Citation: Wang D-H, Song W, Wei S-W, Zheng Y-F, Chen Z-S, Han J-D, Zhang H-T, Luo J-C, Qin Y-M, Xu Z-H and Bai S-N (2018) Characterization of the Ubiquitin C-Terminal Hydrolase and Ubiquitin-Specific Protease Families in Rice (Oryza sativa). Front. Plant Sci. 9:1636. doi: 10.3389/fpls.2018.01636
Received: 10 July 2018; Accepted: 22 October 2018;
Published: 15 November 2018.
Edited by:Jian Xu, National University of Singapore, Singapore
Reviewed by:Ki-Hong Jung, Kyung Hee University, South Korea
Zhaobin Dong, University of California, Berkeley, United States
Copyright © 2018 Wang, Song, Wei, Zheng, Chen, Han, Zhang, Luo, Qin, Xu and Bai. This is an open-access article distributed under the terms of the Creative Commons Attribution License (CC BY). The use, distribution or reproduction in other forums is permitted, provided the original author(s) and the copyright owner(s) are credited and that the original publication in this journal is cited, in accordance with accepted academic practice. No use, distribution or reproduction is permitted which does not comply with these terms.

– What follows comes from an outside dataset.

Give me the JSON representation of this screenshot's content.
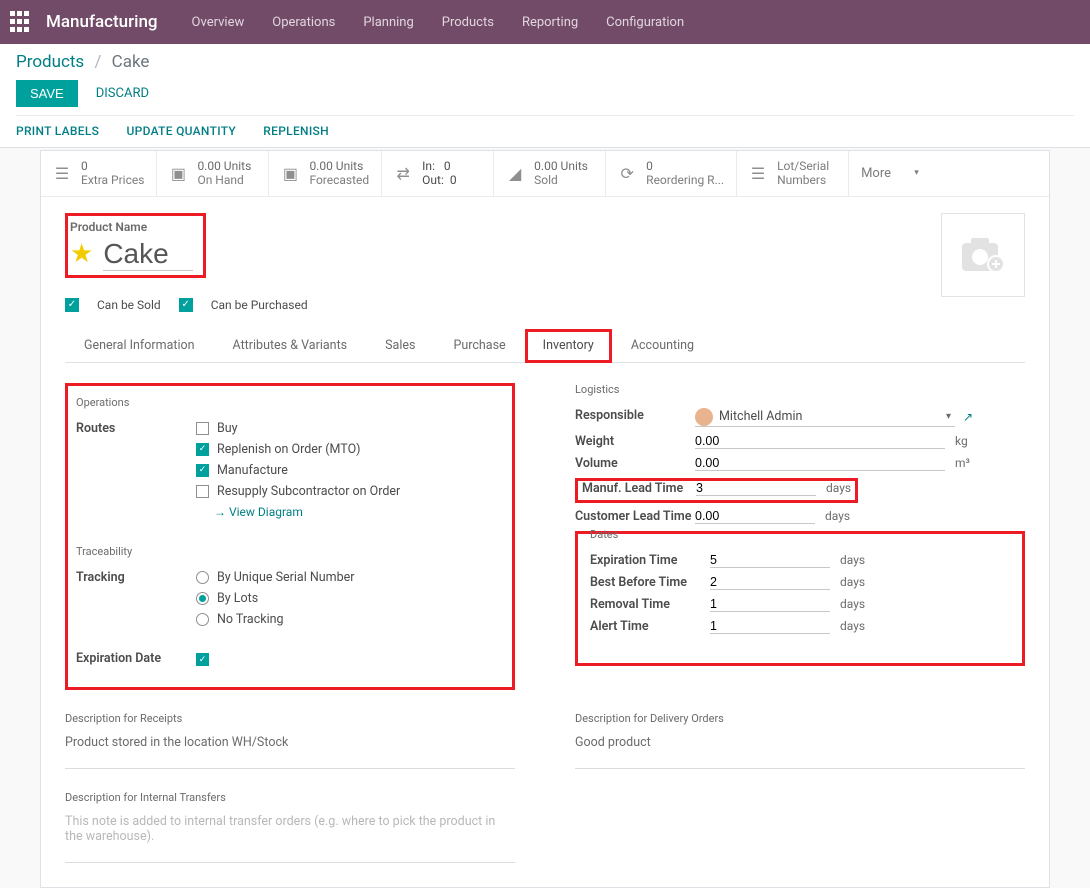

*Correspondence: Shu-Nong Bai, email@example.com
†These authors have contributed equally to this work